February 9, 2015
The 17th Annual BIO CEO & Investor Conference, being held at the Waldorf Astoria in New York City, kicked off this morning with an interactive panel of industry heavyweights discussing the growing trend to personalize oncology treatments with molecular diagnostics. Moderated by Michael King, Managing Director, Senior Research Analyst, JMP Securities. Michael helped steer the group of experts as they discussed enabling broader matching of patient-cancer-therapy, lessons learned from the Cancer Genome Atlas and the potential for re-evaluation of oncology clinical trial designs.

​Mike opened the conversation with a look ahead, asking the group what we can expect CAR-Therapy to take us in the future. Arie Belldegrun, MD, FACS, Chairman, President & CEO, Kite Pharma jumped in enthusiastically with the proclamation, "We at Kite feel as if we can help revolutionize cancer." Further, Arie felt as if the data provided by clinical trials is helping move industry into the right direction to the find an injection that can last five, ten years. In his opinion, CAR-T is the future of curing cancer.

Jean Zenklusen, PhD, Director, The Cancer Genome Atlas, National Institutes of Health, next entered the conversation to discuss the importance of clinical trials. In his estimation, many of the drugs that fail a clinical trial the first time around will see better results after a follow-up trial.

The conversation quickly turned to neo-antigen's and Arie graciously defined the term for those of us in the audience who were unfamiliar with the terminology, present company included. Neo-antigen is defined as removing the cancer from the patient and sequencing to find the most common antigen in the patient. At present time, the National Cancer Institute has made this procedure their biggest priority as evidenced by the recent paper they published on this very topic.

Laura Richman, DVM, PhD, Diplomate, ACVP, Vice President, R&D-Translational Sciences, MedImmune chimed in that the immune status of a patient is vital in determining if a patient will respond to a specific therapy or treatment. With this in mind, the patient selection approach is imperative to pre-clinical work.

Next, attendees heard from Jean as he discussed how the genome has changed medicine. He reminded us that while the standard chemo treatment has been in use for 70 years, the genome has only been in play the past 10 years and already, it has led to cures and is on the brink of finding several more cures.

In conclusion, all of the panelists agreed that the patient is what will help lead industry to the next big thing.
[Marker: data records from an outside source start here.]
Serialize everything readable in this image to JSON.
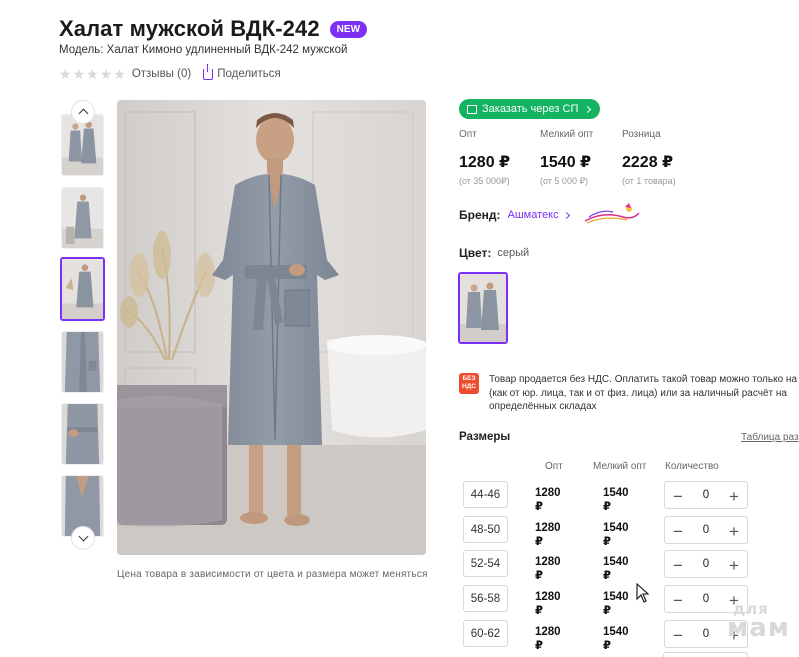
{
  "product": {
    "title": "Халат мужской ВДК-242",
    "badge": "NEW",
    "model": "Модель: Халат Кимоно удлиненный ВДК-242 мужской",
    "reviews": "Отзывы (0)",
    "share": "Поделиться",
    "rating_stars": 5,
    "rating_value": 0
  },
  "gallery": {
    "caption": "Цена товара в зависимости от цвета и размера может меняться",
    "thumb_count": 6,
    "active_index": 2
  },
  "order_button": {
    "label": "Заказать через СП"
  },
  "prices": [
    {
      "label": "Опт",
      "value": "1280 ₽",
      "sub": "(от 35 000₽)"
    },
    {
      "label": "Мелкий опт",
      "value": "1540 ₽",
      "sub": "(от 5 000 ₽)"
    },
    {
      "label": "Розница",
      "value": "2228 ₽",
      "sub": "(от 1 товара)"
    }
  ],
  "brand": {
    "label": "Бренд:",
    "name": "Ашматекс"
  },
  "color": {
    "label": "Цвет:",
    "value": "серый"
  },
  "vat": {
    "icon_text_1": "БЕЗ",
    "icon_text_2": "НДС",
    "text": "Товар продается без НДС. Оплатить такой товар можно только на (как от юр. лица, так и от физ. лица) или за наличный расчёт на определённых складах"
  },
  "sizes": {
    "title": "Размеры",
    "table_link": "Таблица раз",
    "headers": {
      "opt": "Опт",
      "small_opt": "Мелкий опт",
      "qty": "Количество"
    },
    "rows": [
      {
        "size": "44-46",
        "opt": "1280 ₽",
        "small_opt": "1540 ₽",
        "qty": "0"
      },
      {
        "size": "48-50",
        "opt": "1280 ₽",
        "small_opt": "1540 ₽",
        "qty": "0"
      },
      {
        "size": "52-54",
        "opt": "1280 ₽",
        "small_opt": "1540 ₽",
        "qty": "0"
      },
      {
        "size": "56-58",
        "opt": "1280 ₽",
        "small_opt": "1540 ₽",
        "qty": "0"
      },
      {
        "size": "60-62",
        "opt": "1280 ₽",
        "small_opt": "1540 ₽",
        "qty": "0"
      }
    ],
    "minus": "−",
    "plus": "+"
  },
  "watermark": {
    "top": "для",
    "bottom": "мам"
  },
  "colors": {
    "accent": "#7b2ff7",
    "green": "#13b361",
    "vat_red": "#ef4c2f"
  }
}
Laura reminded the group that so long as industry remains hypothesis driven and focuses on the data of patients and patient therapy, there is limitless opportunity.